by Rebecca Gray

Icrazyn my work as a school social worker, I’m always telling people that we are all doing the best that we can, because if we knew how to do better, we would obviously chose that option over the agony of failure.

This seems a pretty solid philosophy when you are dealing with a child who is in a situation that they’ve never been in before, and they don’t have the skills or knowledge to handle it.  But here’s the tricky part… What about the kid who has made the same mistake over and over again and you’ve told them a million times what to do, and they still don’t do it?

Or think about yourself… don’t you know that you should exercise more, or eat better, or quit smoking?  And yet, you don’t do it.  So, how can it be true that if we knew a better way, we would chose that?

This is where we tend to start labeling behavior.  It’s because that kid is oppositional.  It’s because I’m just lazy.

But every behavior exists for a purpose.  It’s easy to simply label someone as bad, and say they are making poor choices.   It’s harder to dig for the real purpose behind seemingly bad choices, and find the need that is being met by that choice.

That kid who skips school may be at home caring for their preschool sister because mom never came home last night.

The child who talks back to the teacher may be trying to gain status with his peers because he feels he is not as smart as the rest of the kids.

I may not stick to my diet because it’s Christmas time and it’s more important to me to share food and drink with the people I love than worry about the number on the scale.

The answer is not in labeling people as bad, it’s in helping them find a way to meet all their competing needs.  Is there a way for the kid to know their preschool sister is safe and attend school at the same time?  Is there a way for the child to feel “cool” with their peers and still be a respectful person?  Is there a way I can maintain a healthy weight without feeling left out of the party?

A favorite quote of mine is “To know and not do is to really not know.”  You may be able to tell me what to do to meet one of my needs, but if I don’t do it, it’s because there is another need that is interfering.   When people know how to meet all their needs effectively, they do.

Meeting a frustrated need for freedom with creativity

Getting our needs met is part of mental health and happiness.

By Dr. Ken Larsen

Dr. Glasser explains that when we are not getting what we want in a situation, we look for a behavior to make an adjustment.  This usually occurs when one of our basic needs is being frustrated.  He encourages us that if we don’t have a learned behavior to deal with the problem, our  brain’s creativity will often provide what we need.  Recently I discovered how true this can be.

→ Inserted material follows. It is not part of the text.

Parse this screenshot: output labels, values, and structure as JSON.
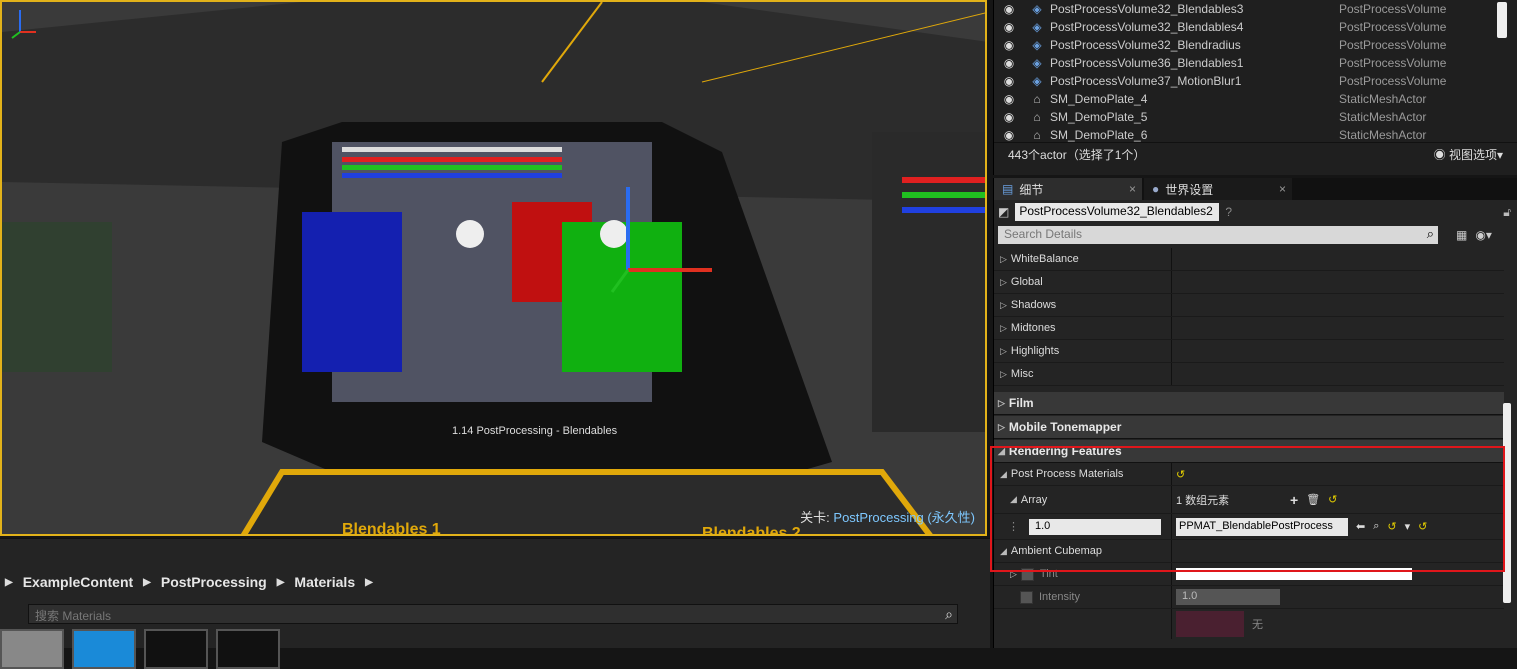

I was at one of our local warehouse retailers.  I had run in to pick up a couple of items, leaving my wife outside in the car.  I wanted to get in and out of the store quickly.  I found what I wanted and was headed to the checkout counter when this bubbly young lady jumped in front of me and held out some sort of cleaning device.  I was protesting verbally and non-verbally that I wasn’t interested.  She continued to thrust the item into my hand proclaiming that it wouldn’t bite me.  When I could not not takesale what she was pushing into my hands, she got a little satisfied look, evidently thinking she had overcome my sales resistance by getting me to accept what she offered.  She then began to get into her sales pitch.  The item was evidently some sort of floor cleaning device.  “What kind of floors do you have?” She asked with her charming smile and bubbly manner.  I didn’t want to be rude, but I did want to escape, so without a second thought I blurted in reply.  “Wall to wall.”  She was expecting me to say hardwood or carpet.  She didn’t know what to do with “wall to wall floors.”  Taking advantage of her dismay I handed the item back to her, smiled, recovered my freedom, finished my business and left the store to rejoin my wife.

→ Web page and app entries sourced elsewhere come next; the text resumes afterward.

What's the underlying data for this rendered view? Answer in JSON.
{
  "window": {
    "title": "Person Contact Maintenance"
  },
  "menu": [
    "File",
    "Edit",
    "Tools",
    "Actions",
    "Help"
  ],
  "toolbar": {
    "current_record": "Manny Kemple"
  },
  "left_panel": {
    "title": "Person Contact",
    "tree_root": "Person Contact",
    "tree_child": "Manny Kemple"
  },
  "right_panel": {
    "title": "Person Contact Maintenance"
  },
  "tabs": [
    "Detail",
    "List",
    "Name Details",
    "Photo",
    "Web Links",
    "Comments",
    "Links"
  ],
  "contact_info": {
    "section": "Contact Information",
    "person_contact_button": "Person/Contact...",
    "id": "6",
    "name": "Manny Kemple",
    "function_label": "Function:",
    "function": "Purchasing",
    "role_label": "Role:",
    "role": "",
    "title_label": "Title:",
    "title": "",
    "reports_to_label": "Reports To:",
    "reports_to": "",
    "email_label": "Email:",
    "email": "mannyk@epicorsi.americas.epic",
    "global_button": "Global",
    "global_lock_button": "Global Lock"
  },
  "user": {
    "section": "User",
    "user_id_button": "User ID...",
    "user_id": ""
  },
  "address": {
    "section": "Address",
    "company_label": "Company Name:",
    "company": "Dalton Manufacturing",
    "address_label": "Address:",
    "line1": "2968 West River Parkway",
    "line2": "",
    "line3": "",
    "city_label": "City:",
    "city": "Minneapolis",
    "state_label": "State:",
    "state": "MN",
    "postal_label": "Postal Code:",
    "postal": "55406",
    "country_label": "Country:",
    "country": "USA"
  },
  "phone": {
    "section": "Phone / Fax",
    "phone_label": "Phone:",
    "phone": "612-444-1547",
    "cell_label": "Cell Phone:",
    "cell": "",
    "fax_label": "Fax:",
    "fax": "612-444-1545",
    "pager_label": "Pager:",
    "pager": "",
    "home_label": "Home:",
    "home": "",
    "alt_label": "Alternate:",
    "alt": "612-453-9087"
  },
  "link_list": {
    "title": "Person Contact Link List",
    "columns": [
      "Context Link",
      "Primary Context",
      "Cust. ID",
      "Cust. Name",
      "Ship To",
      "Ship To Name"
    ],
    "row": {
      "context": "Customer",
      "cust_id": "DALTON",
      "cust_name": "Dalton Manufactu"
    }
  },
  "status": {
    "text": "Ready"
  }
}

I later told this story to a friend, marveling at how that simple unrehearsed response “wall to wall” enabled me to meet my need for freedom in that situation without unduly distressing the young sales girl.  Dr. Glasser had been right.  The creativity of my brain had provided what I needed in that circumstance.  Getting our needs met without depriving others of getting their needs met is part of mental health and happiness.